Breaking items up gets more in, so disassemble furniture, flatten boxes, and break up hardcore if possible. Pack in a sensible order – put flat items in first, on the floor or sides, then put the heaviest rubble on the bottom and keep lighter materials until last.
You’ll be surprised how many items mysteriously materialise in your skip overnight. Skips can even be filled before you get started, so cover it. Lockable ones are available. If you allow neighbours to overfill it, a responsible driver will refuse to collect it until you make it safe.
Public waste collection sites are being encouraged to bring in charges. A CMIOSH spokesperson advises that it isn’t “clear that there is a strong correlation between charging and illegal dumping or that there would.. be a significant increase if charging was introduced”. However, in some areas a person taking a piece of broken slate to a tip can be charged £3 each for the two halves and discover that plasterboard costs more to dispose of than it does to buy.

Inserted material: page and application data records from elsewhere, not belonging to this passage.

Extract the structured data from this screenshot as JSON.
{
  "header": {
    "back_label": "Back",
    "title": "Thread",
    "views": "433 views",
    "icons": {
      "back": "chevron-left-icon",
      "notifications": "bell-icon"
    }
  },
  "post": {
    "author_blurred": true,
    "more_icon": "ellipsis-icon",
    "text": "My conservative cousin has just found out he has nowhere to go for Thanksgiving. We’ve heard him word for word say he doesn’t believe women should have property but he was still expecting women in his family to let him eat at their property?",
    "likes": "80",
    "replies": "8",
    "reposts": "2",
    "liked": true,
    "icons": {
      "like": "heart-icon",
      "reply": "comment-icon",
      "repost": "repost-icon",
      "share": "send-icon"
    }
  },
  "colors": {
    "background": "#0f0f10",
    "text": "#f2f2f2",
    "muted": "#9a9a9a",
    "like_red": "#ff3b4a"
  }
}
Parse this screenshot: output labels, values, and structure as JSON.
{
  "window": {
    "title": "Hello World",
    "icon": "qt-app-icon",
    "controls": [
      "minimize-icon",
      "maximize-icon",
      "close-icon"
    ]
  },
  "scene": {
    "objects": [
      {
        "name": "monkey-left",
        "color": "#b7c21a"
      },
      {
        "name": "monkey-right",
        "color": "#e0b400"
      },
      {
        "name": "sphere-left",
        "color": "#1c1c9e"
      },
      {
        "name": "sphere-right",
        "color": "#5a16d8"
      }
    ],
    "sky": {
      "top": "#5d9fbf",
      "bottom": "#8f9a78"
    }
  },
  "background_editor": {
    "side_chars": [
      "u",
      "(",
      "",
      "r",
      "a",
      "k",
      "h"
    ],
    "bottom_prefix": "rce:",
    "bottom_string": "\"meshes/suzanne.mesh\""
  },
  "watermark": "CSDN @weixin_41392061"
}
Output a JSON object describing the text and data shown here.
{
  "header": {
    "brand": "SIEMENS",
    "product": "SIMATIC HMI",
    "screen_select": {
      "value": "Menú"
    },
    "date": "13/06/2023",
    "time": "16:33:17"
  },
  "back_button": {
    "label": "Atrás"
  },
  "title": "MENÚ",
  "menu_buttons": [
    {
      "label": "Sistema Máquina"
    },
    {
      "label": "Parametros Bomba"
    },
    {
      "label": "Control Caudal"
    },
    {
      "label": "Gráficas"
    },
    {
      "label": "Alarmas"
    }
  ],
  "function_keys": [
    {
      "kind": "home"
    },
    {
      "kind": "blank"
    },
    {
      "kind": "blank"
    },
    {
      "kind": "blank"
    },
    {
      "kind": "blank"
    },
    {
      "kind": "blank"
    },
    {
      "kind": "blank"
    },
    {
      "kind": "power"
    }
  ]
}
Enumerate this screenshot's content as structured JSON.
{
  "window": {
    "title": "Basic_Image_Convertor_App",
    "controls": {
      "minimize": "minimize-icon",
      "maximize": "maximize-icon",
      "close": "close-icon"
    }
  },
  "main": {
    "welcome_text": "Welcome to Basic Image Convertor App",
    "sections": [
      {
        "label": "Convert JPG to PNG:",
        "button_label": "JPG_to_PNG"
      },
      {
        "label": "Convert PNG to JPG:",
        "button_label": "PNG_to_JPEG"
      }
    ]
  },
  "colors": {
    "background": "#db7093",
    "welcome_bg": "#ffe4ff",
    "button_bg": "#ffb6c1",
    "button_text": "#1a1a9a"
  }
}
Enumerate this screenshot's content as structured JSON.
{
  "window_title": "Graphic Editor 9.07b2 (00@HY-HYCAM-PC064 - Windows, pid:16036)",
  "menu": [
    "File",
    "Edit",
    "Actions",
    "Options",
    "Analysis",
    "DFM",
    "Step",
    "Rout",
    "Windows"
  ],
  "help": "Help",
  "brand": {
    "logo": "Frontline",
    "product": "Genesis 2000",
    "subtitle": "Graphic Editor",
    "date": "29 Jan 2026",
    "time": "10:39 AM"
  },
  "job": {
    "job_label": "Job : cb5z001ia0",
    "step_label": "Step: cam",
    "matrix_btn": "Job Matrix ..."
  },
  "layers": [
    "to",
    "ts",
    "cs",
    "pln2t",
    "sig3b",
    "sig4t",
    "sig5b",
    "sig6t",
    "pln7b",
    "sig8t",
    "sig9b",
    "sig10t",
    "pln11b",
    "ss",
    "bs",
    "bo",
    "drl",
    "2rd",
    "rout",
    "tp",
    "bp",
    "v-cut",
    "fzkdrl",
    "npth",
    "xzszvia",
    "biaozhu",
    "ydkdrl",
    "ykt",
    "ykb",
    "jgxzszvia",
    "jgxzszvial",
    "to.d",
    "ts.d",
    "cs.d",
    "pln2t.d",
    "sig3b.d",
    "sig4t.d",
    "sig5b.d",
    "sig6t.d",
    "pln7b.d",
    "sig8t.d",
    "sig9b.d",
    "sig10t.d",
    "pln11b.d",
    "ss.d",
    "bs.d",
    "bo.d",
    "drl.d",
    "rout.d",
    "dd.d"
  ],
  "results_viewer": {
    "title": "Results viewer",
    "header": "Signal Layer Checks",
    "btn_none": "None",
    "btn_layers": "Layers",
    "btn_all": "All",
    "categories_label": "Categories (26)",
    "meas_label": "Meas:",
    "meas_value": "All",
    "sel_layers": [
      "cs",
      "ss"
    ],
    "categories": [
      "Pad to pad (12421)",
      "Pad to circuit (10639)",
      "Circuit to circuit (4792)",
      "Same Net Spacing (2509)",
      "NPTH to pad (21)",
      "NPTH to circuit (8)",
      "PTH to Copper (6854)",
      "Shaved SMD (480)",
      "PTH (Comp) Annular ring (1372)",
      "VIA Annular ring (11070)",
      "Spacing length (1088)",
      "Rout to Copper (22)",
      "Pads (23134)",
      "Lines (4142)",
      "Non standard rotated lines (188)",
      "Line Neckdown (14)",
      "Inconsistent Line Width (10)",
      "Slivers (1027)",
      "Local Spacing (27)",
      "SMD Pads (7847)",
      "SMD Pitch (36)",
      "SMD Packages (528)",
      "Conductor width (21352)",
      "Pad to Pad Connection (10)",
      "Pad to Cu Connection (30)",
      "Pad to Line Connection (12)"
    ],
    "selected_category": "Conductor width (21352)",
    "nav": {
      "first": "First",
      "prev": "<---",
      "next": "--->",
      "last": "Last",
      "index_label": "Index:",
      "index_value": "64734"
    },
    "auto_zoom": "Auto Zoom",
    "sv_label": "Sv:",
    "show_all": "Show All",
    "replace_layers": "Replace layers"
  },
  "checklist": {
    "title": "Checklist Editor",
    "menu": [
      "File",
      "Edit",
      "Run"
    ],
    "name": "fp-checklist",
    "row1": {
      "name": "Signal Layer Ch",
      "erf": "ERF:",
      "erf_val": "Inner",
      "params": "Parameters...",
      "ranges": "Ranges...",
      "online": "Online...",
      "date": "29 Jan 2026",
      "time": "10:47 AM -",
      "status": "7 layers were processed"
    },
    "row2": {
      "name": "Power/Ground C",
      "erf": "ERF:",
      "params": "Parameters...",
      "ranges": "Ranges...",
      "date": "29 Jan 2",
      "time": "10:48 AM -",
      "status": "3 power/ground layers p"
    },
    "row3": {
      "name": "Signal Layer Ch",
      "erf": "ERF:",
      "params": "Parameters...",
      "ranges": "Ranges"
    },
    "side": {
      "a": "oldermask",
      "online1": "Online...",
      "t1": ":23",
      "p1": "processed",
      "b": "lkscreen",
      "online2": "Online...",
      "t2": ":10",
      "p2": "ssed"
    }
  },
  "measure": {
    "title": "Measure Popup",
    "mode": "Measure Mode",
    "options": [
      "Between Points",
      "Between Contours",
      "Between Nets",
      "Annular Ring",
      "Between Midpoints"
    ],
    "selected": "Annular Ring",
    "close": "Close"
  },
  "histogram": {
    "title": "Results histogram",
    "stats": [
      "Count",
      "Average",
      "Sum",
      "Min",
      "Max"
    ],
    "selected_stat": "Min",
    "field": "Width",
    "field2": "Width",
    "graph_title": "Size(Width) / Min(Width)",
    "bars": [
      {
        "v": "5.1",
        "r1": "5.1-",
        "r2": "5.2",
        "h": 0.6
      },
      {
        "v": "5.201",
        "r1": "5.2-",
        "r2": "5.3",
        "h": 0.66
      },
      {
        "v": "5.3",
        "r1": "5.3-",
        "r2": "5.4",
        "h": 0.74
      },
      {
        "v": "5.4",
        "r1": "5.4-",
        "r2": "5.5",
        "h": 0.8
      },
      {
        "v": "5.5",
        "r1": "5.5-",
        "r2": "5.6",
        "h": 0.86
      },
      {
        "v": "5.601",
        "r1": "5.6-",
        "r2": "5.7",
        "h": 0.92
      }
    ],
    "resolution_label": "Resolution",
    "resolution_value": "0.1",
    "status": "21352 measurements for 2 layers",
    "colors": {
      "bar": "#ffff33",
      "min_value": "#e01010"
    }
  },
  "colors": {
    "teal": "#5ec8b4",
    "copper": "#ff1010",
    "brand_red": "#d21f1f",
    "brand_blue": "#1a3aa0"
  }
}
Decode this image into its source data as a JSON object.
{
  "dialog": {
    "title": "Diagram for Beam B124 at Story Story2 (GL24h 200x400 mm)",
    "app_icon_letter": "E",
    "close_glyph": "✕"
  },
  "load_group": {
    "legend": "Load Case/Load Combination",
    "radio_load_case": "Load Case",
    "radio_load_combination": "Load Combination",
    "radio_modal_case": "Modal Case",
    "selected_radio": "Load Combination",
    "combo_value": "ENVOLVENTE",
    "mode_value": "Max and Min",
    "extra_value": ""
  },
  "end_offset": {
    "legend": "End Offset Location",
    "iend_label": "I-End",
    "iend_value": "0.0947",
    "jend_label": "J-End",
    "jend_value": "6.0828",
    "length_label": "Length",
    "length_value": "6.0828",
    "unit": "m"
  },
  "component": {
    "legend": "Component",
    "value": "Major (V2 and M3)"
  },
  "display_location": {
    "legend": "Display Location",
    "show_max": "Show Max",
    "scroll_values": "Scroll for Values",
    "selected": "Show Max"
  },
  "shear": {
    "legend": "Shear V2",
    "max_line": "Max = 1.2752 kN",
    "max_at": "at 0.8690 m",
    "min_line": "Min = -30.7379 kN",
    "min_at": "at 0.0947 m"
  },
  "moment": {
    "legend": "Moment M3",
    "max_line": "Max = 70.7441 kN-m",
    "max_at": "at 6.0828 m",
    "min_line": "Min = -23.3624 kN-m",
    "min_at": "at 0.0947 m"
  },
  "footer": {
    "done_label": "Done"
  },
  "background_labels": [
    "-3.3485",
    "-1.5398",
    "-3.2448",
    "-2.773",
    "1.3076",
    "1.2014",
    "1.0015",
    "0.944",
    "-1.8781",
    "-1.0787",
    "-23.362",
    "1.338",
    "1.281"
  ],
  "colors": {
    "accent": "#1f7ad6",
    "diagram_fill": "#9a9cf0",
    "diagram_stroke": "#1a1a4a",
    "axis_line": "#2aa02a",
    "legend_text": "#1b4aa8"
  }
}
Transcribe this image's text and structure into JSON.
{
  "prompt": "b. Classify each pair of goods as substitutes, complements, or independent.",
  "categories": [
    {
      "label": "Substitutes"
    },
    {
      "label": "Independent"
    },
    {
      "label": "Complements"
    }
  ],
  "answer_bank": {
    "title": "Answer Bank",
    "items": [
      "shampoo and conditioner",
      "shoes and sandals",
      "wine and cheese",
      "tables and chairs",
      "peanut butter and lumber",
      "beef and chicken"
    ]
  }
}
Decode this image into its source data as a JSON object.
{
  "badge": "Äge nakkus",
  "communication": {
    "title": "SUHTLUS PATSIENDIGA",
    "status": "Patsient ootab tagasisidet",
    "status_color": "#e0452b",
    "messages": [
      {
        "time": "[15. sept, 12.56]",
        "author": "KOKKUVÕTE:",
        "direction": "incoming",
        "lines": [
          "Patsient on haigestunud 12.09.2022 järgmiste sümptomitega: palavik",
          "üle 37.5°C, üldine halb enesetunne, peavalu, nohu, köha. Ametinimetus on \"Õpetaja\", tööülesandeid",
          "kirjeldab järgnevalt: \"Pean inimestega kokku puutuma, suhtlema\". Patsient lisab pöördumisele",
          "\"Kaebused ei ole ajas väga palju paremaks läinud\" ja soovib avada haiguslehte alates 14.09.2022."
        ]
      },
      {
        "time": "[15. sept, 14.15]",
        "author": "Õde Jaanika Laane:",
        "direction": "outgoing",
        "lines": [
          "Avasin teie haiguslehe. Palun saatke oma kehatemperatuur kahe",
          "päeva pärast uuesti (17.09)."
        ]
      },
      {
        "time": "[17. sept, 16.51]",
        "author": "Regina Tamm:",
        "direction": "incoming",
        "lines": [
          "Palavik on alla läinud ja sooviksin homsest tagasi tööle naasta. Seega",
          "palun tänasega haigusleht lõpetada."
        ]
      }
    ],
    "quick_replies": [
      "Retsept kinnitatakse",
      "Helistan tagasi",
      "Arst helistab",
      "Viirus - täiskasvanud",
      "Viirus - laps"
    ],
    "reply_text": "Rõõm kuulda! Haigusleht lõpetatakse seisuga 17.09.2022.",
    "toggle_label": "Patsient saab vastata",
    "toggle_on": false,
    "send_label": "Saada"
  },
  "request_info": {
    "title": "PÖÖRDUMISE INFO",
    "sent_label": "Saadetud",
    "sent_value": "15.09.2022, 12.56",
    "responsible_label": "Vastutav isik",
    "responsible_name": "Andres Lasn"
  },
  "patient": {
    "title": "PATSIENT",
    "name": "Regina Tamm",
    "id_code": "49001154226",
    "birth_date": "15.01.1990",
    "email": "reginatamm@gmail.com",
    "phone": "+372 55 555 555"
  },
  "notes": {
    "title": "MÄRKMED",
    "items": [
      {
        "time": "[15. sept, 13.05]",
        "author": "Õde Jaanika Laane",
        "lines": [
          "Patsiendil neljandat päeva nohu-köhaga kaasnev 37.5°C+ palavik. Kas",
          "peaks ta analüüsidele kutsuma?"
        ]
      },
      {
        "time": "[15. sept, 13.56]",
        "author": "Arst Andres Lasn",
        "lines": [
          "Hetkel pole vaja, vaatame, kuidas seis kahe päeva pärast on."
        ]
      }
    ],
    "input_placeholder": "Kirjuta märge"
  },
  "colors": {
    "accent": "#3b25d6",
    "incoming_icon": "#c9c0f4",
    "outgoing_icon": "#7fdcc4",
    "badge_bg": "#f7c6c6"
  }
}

As knowledge of these charges trickles through, fly tipping is inevitable without alternatives.
Skips are most attractive when householders are able to dispose of waste in bulk. Skips are now available in sizes to suit all situations, from quality companies like Swansea skip hire firm, Pendragon Skips (http://www.pendragoncarmarthenshire.co.uk).
Where does it go?
EU regulations define “Best Available Practical Environmental Option” guidelines (BAPEO) that list the preferred options for waste disposal, including reducing packaging, reusing, recycling, energy recovery (electricity from incineration), thermal treatments that generate less CO2, and landfill with methane capture.
Little progress seems possible with the first two. All the others depend upon private or private/public initiatives for waste collection and disposal. Skip hire companies now divert 95% of waste away from landfills.